▶ [YOUR ASSIGNMENT]: Your answer should consist of the lines below that hold the word "title".

____ AVAILABLE DATA

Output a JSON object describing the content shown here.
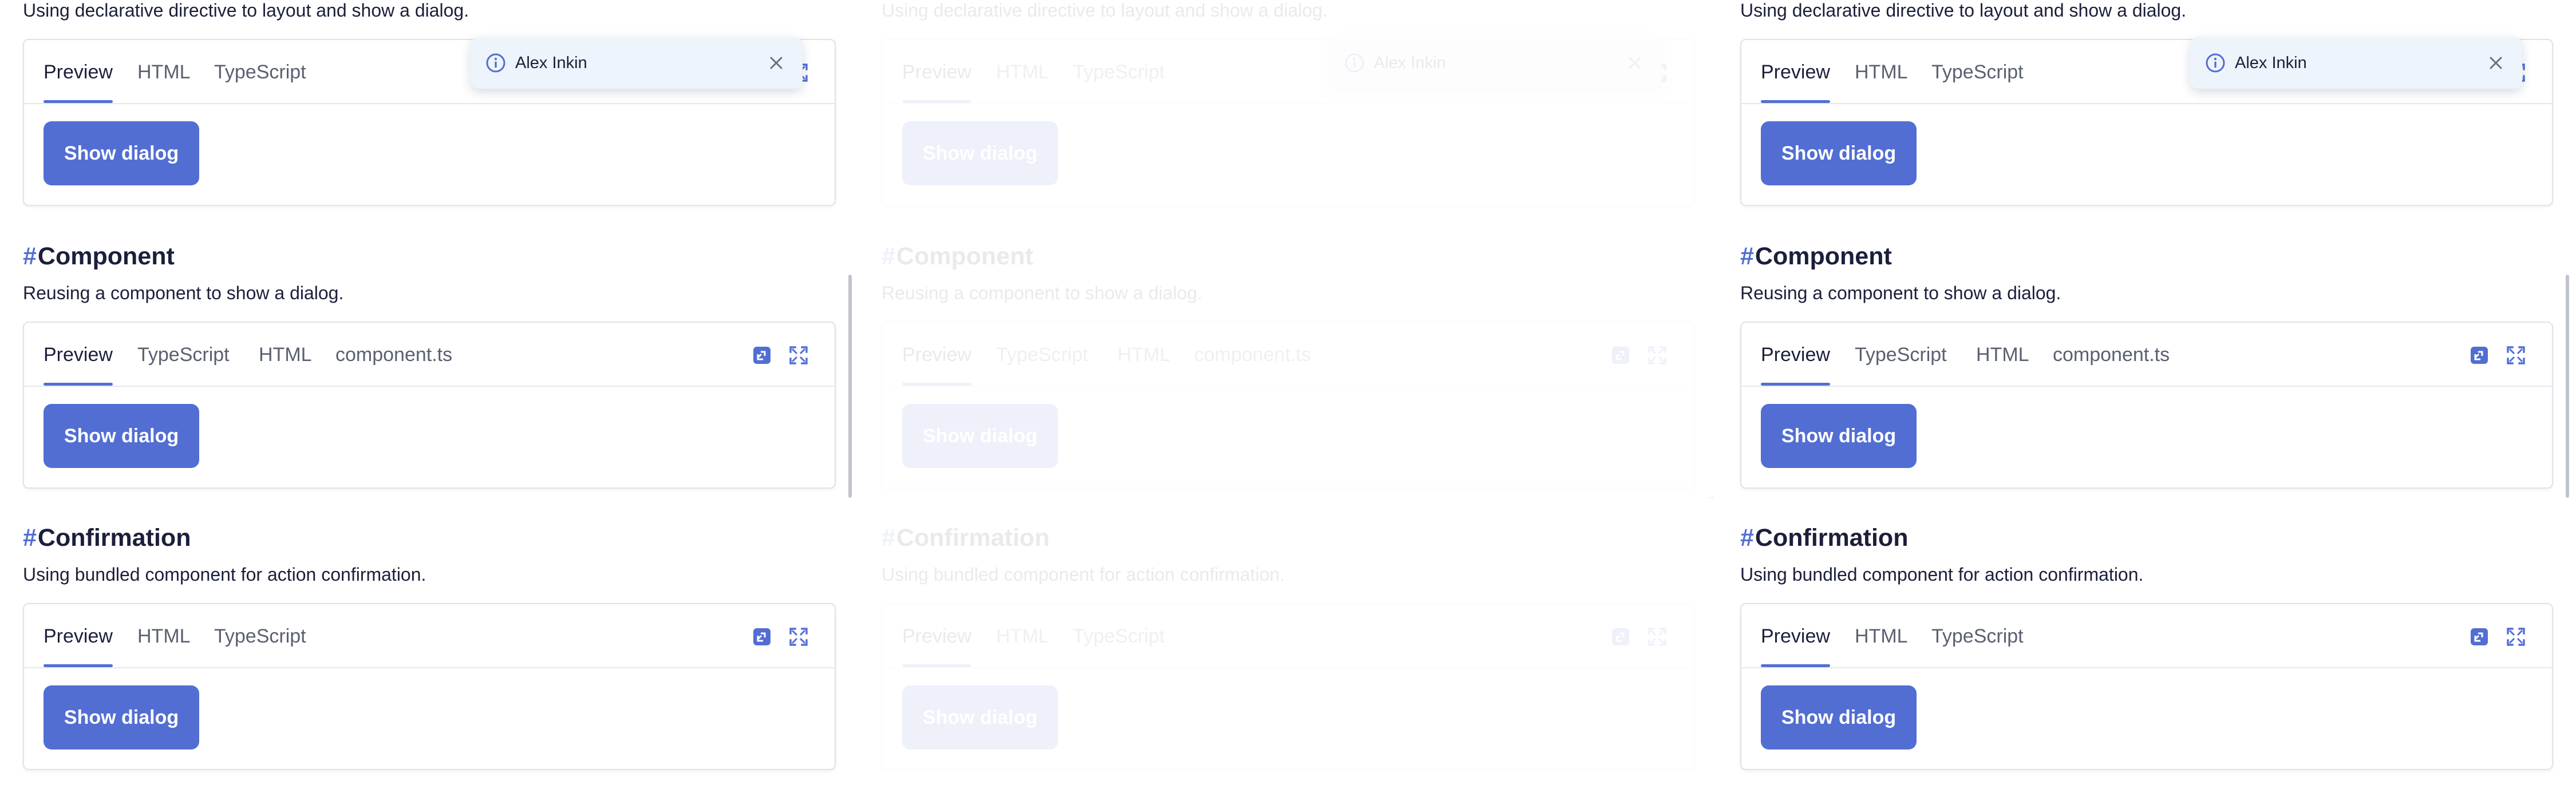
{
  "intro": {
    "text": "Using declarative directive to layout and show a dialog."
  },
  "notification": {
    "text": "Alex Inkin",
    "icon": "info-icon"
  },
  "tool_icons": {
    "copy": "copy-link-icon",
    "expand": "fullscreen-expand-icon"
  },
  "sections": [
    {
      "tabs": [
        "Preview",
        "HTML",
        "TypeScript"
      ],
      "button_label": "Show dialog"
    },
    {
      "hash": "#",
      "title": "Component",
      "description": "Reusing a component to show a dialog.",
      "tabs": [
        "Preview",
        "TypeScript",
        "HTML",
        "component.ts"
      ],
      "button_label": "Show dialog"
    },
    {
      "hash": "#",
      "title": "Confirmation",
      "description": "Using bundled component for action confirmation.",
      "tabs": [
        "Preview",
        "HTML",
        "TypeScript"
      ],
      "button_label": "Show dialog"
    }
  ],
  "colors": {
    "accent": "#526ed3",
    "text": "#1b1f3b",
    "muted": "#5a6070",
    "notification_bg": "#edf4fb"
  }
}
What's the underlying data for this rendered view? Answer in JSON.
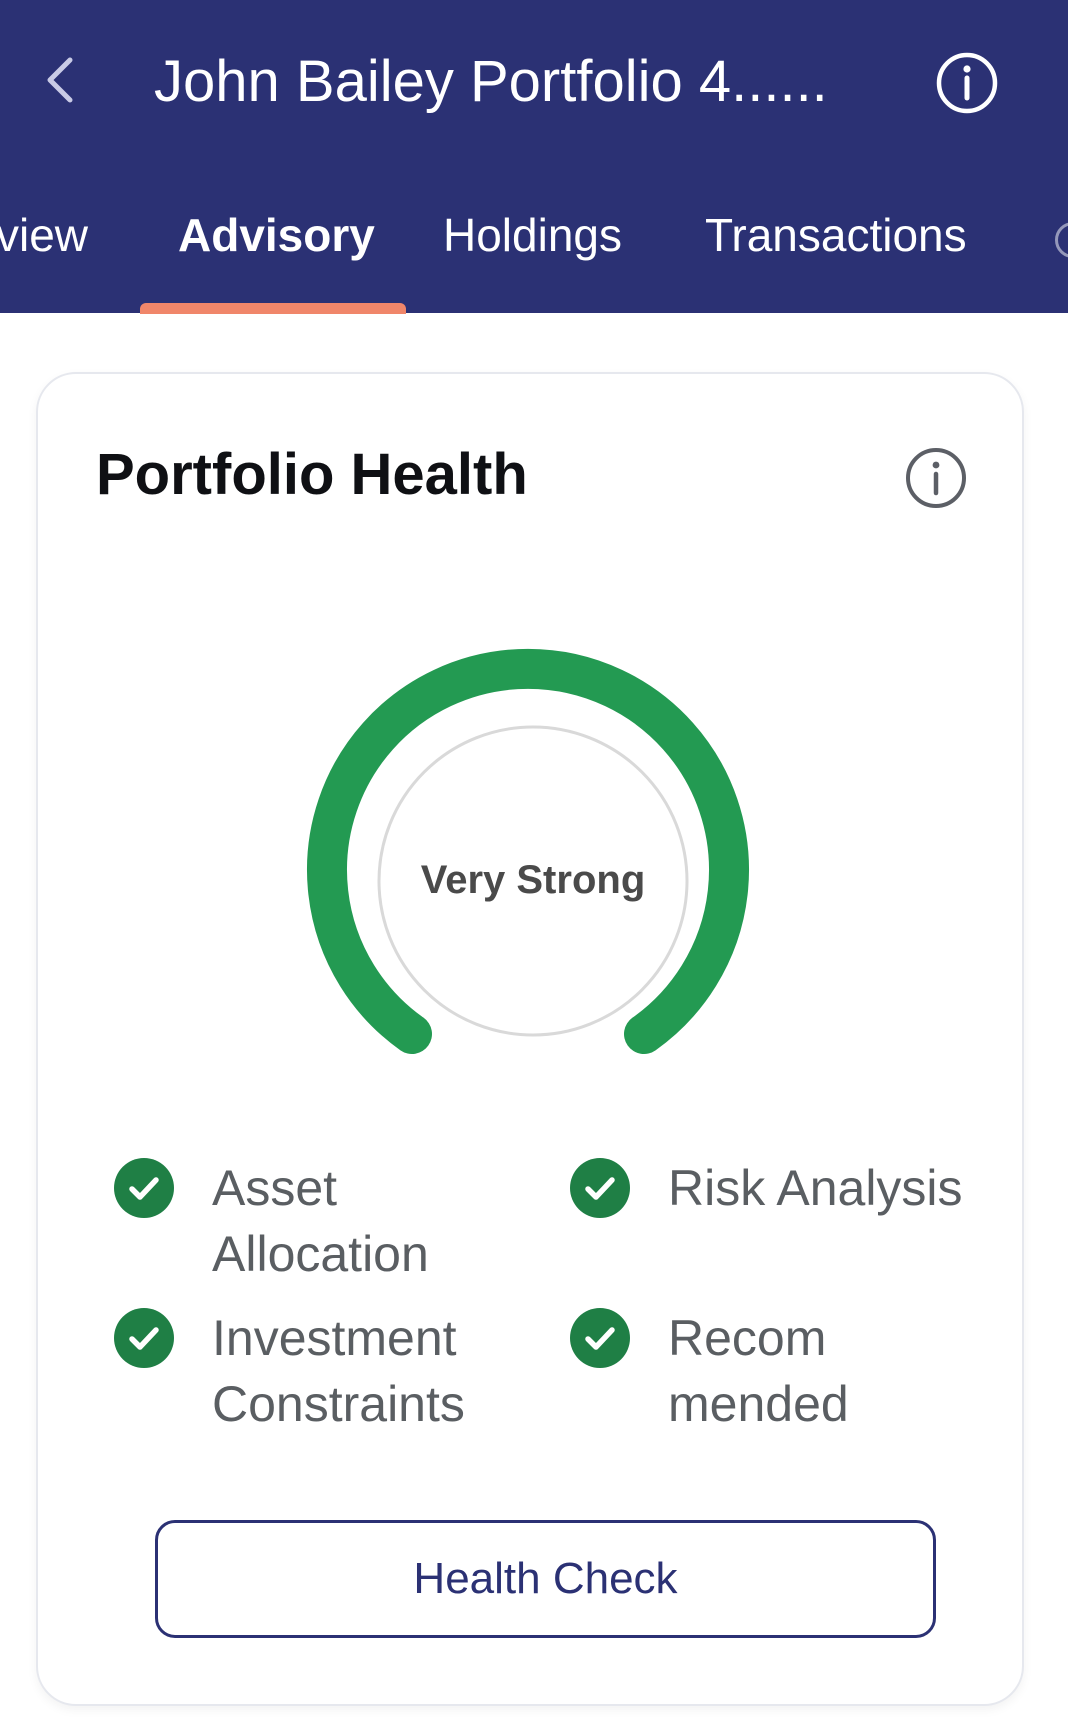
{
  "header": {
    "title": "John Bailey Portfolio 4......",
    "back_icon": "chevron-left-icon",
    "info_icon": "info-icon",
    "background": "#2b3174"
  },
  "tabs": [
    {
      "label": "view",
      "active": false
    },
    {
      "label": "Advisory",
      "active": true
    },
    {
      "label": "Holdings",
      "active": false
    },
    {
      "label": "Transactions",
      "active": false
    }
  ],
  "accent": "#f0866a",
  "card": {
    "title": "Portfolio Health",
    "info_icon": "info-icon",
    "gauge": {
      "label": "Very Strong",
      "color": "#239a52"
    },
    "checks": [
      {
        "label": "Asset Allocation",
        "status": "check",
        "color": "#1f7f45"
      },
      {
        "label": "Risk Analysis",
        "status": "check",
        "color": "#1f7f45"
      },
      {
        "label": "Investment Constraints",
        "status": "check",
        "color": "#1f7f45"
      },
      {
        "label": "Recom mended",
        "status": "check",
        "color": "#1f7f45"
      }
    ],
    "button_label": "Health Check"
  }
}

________

▶ [ANSWER TO THE PROBLEM]:
      "title": "Component",
      "title": "Confirmation",
    "title": "John Bailey Portfolio 4......",
    "title": "Portfolio Health",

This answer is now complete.